2nd graders might also be ready for Storybird although it might be a little too hard for some of them to navigate.

I've used Animoto with first graders in a non-fiction unit about space.  I don't like Animoto because it requires a login which I have to enter for everyone.  Also, I found the pictures for them and got each movie prepped which was a lot of work.  They did the writing and the typing.  Still, the results are excellent quality and they were thrilled.  Here's a sample.

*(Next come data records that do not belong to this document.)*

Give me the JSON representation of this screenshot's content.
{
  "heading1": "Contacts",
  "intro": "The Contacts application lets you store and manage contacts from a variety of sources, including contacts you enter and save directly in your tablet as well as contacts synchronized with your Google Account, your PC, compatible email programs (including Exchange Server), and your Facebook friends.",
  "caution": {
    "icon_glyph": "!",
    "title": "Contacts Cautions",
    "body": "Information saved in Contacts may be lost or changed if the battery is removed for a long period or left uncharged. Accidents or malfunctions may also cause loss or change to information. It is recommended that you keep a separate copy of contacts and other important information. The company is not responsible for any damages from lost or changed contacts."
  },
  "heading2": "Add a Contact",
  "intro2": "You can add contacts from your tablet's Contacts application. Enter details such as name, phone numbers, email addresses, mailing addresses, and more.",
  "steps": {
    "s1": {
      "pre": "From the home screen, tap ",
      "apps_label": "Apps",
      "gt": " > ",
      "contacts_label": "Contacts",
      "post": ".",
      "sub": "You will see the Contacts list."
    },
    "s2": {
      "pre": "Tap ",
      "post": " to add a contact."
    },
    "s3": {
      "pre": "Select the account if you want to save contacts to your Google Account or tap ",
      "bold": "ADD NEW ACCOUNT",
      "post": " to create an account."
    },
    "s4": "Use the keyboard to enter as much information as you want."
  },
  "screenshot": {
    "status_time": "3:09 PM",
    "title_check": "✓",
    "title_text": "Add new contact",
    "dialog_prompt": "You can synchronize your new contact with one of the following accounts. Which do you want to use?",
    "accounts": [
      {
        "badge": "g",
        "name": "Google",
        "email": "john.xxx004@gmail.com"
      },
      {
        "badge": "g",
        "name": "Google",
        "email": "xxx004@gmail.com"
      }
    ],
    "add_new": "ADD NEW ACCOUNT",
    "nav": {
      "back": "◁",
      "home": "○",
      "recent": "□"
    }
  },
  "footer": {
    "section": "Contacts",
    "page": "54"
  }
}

Other ideas I'd like to look into but which I haven't done completely yet are:
Pecha-Kucha, a site where 20 slides are shown for 20 seconds each and the presenters speaks for 20 seconds about each slide.  If you had a class of 20 students it would work perfectly but I love the idea because it's so finite and I think kids could handle 20 seconds.  The material on the site is not necessarily kid friendly so I'm not sure if the site would be the way to go or using the idea somewhere else would be better.

Another one is SAM - stop action movie.  This is free and requires no login.  If you want to use more than 50 frames in a movie you have to pay but it's $30 - really reasonable!  This concept uses both a camera as well as movie editing.  I need to explore it more.

Wallwisher is an online corkboard/brainstorm area that students as young as first grade could use.  It's fun to watch new ideas pop up and would be a neat thing to leave up on a computer in the classroom or project for brainstorming.  There's another option geared toward young children but I can't find it just now.  As soon as I do I'll add the link here.

Blabberize is another very fun presentation vehicle that would require some set up for young children to use but I think they would love using it and be able to express some pretty neat ideas.  They would need to have more direction than I gave my son when he did this one but I think that could work.  What if the students used a picture of an endangered animal and talked about how they are endangered?  What about a fairy tale unit with a knight or a princess talking about life in the castle?  The possibilities are endless.  There's also a commenting capability with Blabberize although I haven't tried it yet.